───── Extracted material ─────

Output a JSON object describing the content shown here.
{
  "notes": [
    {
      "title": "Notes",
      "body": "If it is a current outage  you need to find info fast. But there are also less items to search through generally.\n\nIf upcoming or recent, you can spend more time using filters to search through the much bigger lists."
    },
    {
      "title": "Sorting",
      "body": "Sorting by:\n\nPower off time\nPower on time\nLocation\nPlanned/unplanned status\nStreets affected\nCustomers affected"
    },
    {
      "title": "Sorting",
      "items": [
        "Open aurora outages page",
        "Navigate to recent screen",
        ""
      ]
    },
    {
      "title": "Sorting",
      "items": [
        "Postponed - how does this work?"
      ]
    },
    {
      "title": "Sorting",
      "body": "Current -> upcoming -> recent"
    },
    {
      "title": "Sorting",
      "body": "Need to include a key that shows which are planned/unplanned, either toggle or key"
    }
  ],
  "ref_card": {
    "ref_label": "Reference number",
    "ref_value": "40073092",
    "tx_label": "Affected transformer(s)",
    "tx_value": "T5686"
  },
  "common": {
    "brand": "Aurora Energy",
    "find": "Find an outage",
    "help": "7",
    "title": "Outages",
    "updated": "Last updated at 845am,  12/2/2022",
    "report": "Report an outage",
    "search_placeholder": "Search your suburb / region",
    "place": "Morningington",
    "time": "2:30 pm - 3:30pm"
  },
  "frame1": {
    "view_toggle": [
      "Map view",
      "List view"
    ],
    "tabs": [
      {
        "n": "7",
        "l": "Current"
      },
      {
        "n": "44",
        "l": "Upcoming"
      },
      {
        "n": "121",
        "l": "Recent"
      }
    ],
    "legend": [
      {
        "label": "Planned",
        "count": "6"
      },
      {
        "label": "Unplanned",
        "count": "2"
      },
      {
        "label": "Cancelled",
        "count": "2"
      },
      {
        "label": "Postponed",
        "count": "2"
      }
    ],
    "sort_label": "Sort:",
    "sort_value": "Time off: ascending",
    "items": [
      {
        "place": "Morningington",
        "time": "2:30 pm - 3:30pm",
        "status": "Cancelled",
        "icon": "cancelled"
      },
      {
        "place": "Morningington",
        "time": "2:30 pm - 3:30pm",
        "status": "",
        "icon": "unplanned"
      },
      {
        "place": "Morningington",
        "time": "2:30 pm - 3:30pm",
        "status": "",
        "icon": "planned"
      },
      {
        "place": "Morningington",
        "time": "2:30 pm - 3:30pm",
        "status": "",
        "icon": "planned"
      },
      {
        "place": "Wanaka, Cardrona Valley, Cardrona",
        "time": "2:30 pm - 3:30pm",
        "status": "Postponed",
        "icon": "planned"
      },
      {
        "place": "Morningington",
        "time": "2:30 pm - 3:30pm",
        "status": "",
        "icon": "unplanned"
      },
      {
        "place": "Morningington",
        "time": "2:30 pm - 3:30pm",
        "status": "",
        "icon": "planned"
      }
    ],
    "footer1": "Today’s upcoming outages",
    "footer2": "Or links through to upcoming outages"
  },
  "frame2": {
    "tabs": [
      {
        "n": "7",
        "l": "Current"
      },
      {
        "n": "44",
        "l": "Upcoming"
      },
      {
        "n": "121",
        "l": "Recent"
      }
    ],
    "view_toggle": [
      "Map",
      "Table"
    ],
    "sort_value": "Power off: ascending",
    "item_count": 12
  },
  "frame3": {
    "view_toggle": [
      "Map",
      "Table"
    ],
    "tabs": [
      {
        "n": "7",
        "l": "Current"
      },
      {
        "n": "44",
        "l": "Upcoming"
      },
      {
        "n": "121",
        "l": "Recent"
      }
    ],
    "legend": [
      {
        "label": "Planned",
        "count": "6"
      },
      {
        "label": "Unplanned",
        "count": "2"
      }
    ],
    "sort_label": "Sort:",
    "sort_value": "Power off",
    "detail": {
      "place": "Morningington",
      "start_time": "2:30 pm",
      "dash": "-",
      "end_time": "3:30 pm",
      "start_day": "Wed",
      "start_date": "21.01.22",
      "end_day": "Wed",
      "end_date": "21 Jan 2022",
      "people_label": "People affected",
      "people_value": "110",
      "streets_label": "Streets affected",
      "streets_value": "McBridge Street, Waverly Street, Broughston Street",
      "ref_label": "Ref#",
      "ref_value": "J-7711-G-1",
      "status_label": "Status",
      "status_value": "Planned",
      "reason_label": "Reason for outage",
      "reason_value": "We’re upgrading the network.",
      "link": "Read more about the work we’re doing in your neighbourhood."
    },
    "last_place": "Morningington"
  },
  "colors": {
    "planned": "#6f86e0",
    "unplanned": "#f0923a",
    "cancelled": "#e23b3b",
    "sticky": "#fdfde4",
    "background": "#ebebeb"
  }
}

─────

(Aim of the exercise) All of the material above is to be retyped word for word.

(Response below)
Output a JSON object describing the content shown here.
{
  "notes": [
    {
      "title": "Notes",
      "body": "If it is a current outage  you need to find info fast. But there are also less items to search through generally.\n\nIf upcoming or recent, you can spend more time using filters to search through the much bigger lists."
    },
    {
      "title": "Sorting",
      "body": "Sorting by:\n\nPower off time\nPower on time\nLocation\nPlanned/unplanned status\nStreets affected\nCustomers affected"
    },
    {
      "title": "Sorting",
      "items": [
        "Open aurora outages page",
        "Navigate to recent screen",
        ""
      ]
    },
    {
      "title": "Sorting",
      "items": [
        "Postponed - how does this work?"
      ]
    },
    {
      "title": "Sorting",
      "body": "Current -> upcoming -> recent"
    },
    {
      "title": "Sorting",
      "body": "Need to include a key that shows which are planned/unplanned, either toggle or key"
    }
  ],
  "ref_card": {
    "ref_label": "Reference number",
    "ref_value": "40073092",
    "tx_label": "Affected transformer(s)",
    "tx_value": "T5686"
  },
  "common": {
    "brand": "Aurora Energy",
    "find": "Find an outage",
    "help": "7",
    "title": "Outages",
    "updated": "Last updated at 845am,  12/2/2022",
    "report": "Report an outage",
    "search_placeholder": "Search your suburb / region",
    "place": "Morningington",
    "time": "2:30 pm - 3:30pm"
  },
  "frame1": {
    "view_toggle": [
      "Map view",
      "List view"
    ],
    "tabs": [
      {
        "n": "7",
        "l": "Current"
      },
      {
        "n": "44",
        "l": "Upcoming"
      },
      {
        "n": "121",
        "l": "Recent"
      }
    ],
    "legend": [
      {
        "label": "Planned",
        "count": "6"
      },
      {
        "label": "Unplanned",
        "count": "2"
      },
      {
        "label": "Cancelled",
        "count": "2"
      },
      {
        "label": "Postponed",
        "count": "2"
      }
    ],
    "sort_label": "Sort:",
    "sort_value": "Time off: ascending",
    "items": [
      {
        "place": "Morningington",
        "time": "2:30 pm - 3:30pm",
        "status": "Cancelled",
        "icon": "cancelled"
      },
      {
        "place": "Morningington",
        "time": "2:30 pm - 3:30pm",
        "status": "",
        "icon": "unplanned"
      },
      {
        "place": "Morningington",
        "time": "2:30 pm - 3:30pm",
        "status": "",
        "icon": "planned"
      },
      {
        "place": "Morningington",
        "time": "2:30 pm - 3:30pm",
        "status": "",
        "icon": "planned"
      },
      {
        "place": "Wanaka, Cardrona Valley, Cardrona",
        "time": "2:30 pm - 3:30pm",
        "status": "Postponed",
        "icon": "planned"
      },
      {
        "place": "Morningington",
        "time": "2:30 pm - 3:30pm",
        "status": "",
        "icon": "unplanned"
      },
      {
        "place": "Morningington",
        "time": "2:30 pm - 3:30pm",
        "status": "",
        "icon": "planned"
      }
    ],
    "footer1": "Today’s upcoming outages",
    "footer2": "Or links through to upcoming outages"
  },
  "frame2": {
    "tabs": [
      {
        "n": "7",
        "l": "Current"
      },
      {
        "n": "44",
        "l": "Upcoming"
      },
      {
        "n": "121",
        "l": "Recent"
      }
    ],
    "view_toggle": [
      "Map",
      "Table"
    ],
    "sort_value": "Power off: ascending",
    "item_count": 12
  },
  "frame3": {
    "view_toggle": [
      "Map",
      "Table"
    ],
    "tabs": [
      {
        "n": "7",
        "l": "Current"
      },
      {
        "n": "44",
        "l": "Upcoming"
      },
      {
        "n": "121",
        "l": "Recent"
      }
    ],
    "legend": [
      {
        "label": "Planned",
        "count": "6"
      },
      {
        "label": "Unplanned",
        "count": "2"
      }
    ],
    "sort_label": "Sort:",
    "sort_value": "Power off",
    "detail": {
      "place": "Morningington",
      "start_time": "2:30 pm",
      "dash": "-",
      "end_time": "3:30 pm",
      "start_day": "Wed",
      "start_date": "21.01.22",
      "end_day": "Wed",
      "end_date": "21 Jan 2022",
      "people_label": "People affected",
      "people_value": "110",
      "streets_label": "Streets affected",
      "streets_value": "McBridge Street, Waverly Street, Broughston Street",
      "ref_label": "Ref#",
      "ref_value": "J-7711-G-1",
      "status_label": "Status",
      "status_value": "Planned",
      "reason_label": "Reason for outage",
      "reason_value": "We’re upgrading the network.",
      "link": "Read more about the work we’re doing in your neighbourhood."
    },
    "last_place": "Morningington"
  },
  "colors": {
    "planned": "#6f86e0",
    "unplanned": "#f0923a",
    "cancelled": "#e23b3b",
    "sticky": "#fdfde4",
    "background": "#ebebeb"
  }
}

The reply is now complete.